Multifunctional conjugation of proteins on/into bio-nanoparticles prepared by amphiphilic poly(γ-glutamic acid)
The present study focuses on nanoparticles composed of amphiphilic poly(γ-glutamic acid) (γ-PGA) as potential protein carriers. Amphiphilic graft co-polymers composed of γ-PGA as the hydrophilic backbone and L-phenylalanine ethylester (L-PAE) as
the hydrophobic segment were synthesized by grafting L-PAE to γ-PGA using water-soluble carbodiimide (WSC). Due to their amphiphilic properties, the γ-PGA-graft-L-PAE co-polymer formed monodispersed nanoparticles in water. The particle size of the nanoparticles composed
of γ-PGA-graft-L-PAE (γ-PGA nanoparticles) was about 200 nm and showed a highly negative zeta potential. To evaluate their potential applications as multifunctional protein carrier, we prepared protein-entrapped γ-PGA nanoparticles by encapsulation, covalent
immobilization or physical adsorption methods. For this purpose, 11 different proteins with various molecular weights and isoelectric points (pI values) were used as model proteins. The encapsulation of the protein into the nanoparticles was observed for all tested proteins. The amount

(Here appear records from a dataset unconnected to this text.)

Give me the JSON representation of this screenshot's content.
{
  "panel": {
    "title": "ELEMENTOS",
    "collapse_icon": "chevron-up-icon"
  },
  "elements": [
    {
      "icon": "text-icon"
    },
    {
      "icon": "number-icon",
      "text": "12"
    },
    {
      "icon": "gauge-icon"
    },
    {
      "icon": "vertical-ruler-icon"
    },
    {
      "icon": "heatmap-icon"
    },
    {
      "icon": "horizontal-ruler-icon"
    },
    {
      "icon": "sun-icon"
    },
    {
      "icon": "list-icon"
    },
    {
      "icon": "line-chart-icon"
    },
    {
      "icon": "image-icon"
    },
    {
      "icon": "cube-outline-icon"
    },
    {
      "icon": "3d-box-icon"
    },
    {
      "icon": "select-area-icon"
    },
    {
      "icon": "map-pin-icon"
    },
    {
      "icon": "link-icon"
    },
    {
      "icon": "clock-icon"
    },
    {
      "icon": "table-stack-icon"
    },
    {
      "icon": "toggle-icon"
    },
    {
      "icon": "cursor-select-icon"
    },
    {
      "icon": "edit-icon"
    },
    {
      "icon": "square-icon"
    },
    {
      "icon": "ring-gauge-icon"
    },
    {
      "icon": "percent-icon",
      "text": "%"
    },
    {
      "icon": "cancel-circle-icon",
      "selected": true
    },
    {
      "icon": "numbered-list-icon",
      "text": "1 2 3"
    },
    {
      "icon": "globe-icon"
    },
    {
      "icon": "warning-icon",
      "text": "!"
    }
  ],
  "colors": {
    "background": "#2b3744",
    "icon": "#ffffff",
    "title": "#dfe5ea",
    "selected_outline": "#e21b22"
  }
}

of protein covalently immobilized or adsorbed onto the nanoparticles showed different tends based on the molecular weight and pI of each protein. Positively charged proteins could be adsorbed onto the negatively charged nanoparticles by electrostatic interaction. Moreover, it was found

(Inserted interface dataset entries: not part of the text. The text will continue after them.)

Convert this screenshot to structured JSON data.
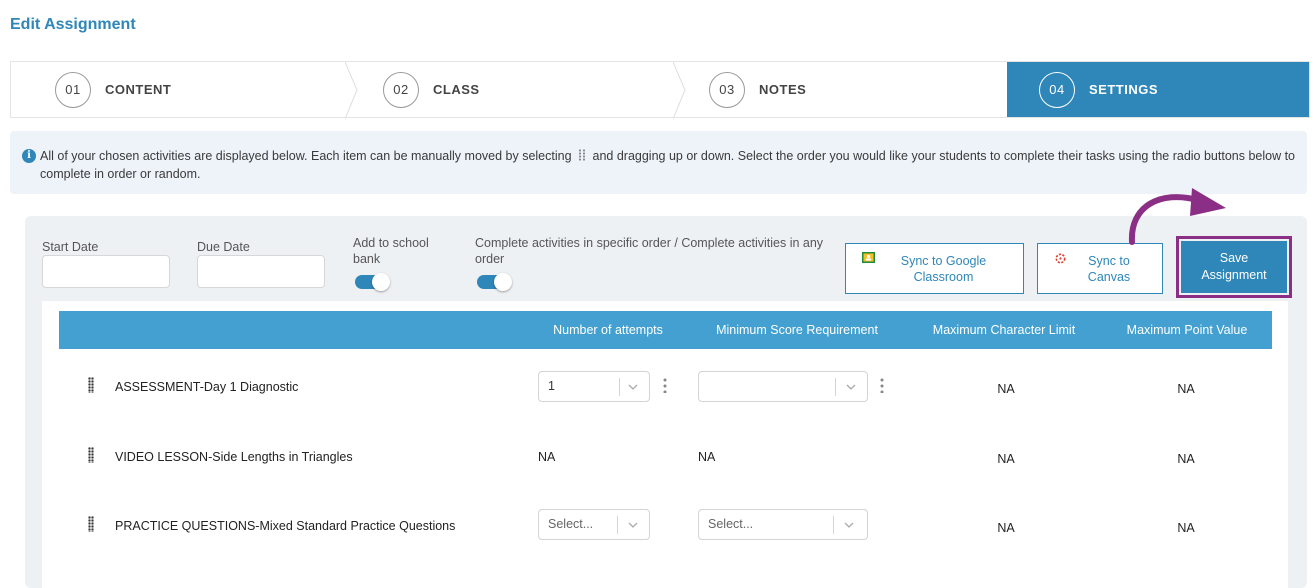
{
  "page": {
    "title": "Edit Assignment"
  },
  "steps": [
    {
      "num": "01",
      "label": "CONTENT",
      "active": false
    },
    {
      "num": "02",
      "label": "CLASS",
      "active": false
    },
    {
      "num": "03",
      "label": "NOTES",
      "active": false
    },
    {
      "num": "04",
      "label": "SETTINGS",
      "active": true
    }
  ],
  "info": {
    "text_before": "All of your chosen activities are displayed below. Each item can be manually moved by selecting",
    "text_after": "and dragging up or down. Select the order you would like your students to complete their tasks using the radio buttons below to complete in order or random."
  },
  "settings": {
    "start_date_label": "Start Date",
    "due_date_label": "Due Date",
    "school_bank_label": "Add to school bank",
    "order_label": "Complete activities in specific order / Complete activities in any order",
    "start_date_value": "",
    "due_date_value": "",
    "school_bank_on": true,
    "order_toggle_on": true
  },
  "actions": {
    "sync_google": "Sync to Google Classroom",
    "sync_canvas": "Sync to Canvas",
    "save": "Save Assignment"
  },
  "table": {
    "headers": [
      "",
      "Number of attempts",
      "Minimum Score Requirement",
      "Maximum Character Limit",
      "Maximum Point Value"
    ],
    "rows": [
      {
        "name": "ASSESSMENT-Day 1 Diagnostic",
        "attempts": "1",
        "min_score": "",
        "max_char": "NA",
        "max_point": "NA"
      },
      {
        "name": "VIDEO LESSON-Side Lengths in Triangles",
        "attempts": "NA",
        "min_score": "NA",
        "max_char": "NA",
        "max_point": "NA"
      },
      {
        "name": "PRACTICE QUESTIONS-Mixed Standard Practice Questions",
        "attempts": "Select...",
        "min_score": "Select...",
        "max_char": "NA",
        "max_point": "NA"
      }
    ]
  },
  "colors": {
    "accent": "#2f86b8",
    "header": "#43a0d0",
    "highlight": "#8b2f86"
  }
}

that enzyme-encapsulated nanoparticles showed higher enzymatic activity than surface-immobilized nanoparticles. These results indicated that the enzymatic activity of the enzyme-entrapped nanoparticles was significantly affected by the conjugation method, and that encapsulation was the optimal

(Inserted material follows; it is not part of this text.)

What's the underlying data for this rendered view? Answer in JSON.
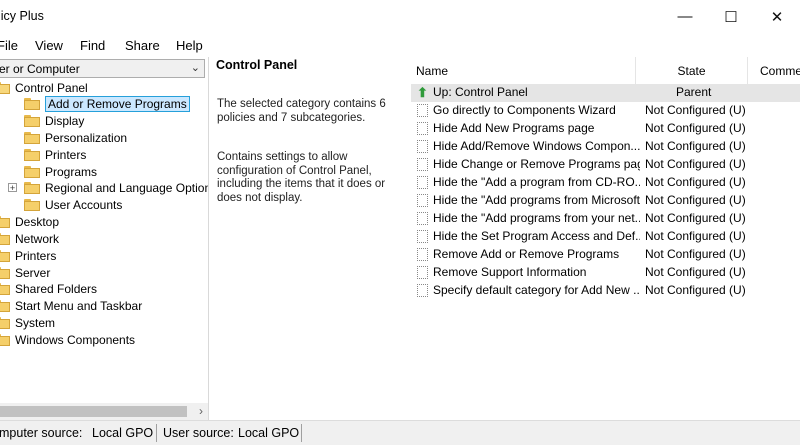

method for the conjugation of proteins and nanoparticles. It is expected that the γ-PGA nanoparticle will have great potential as multifunctional carriers in pharmaceutical and biomedical applications, such as drug and vaccine delivery systems.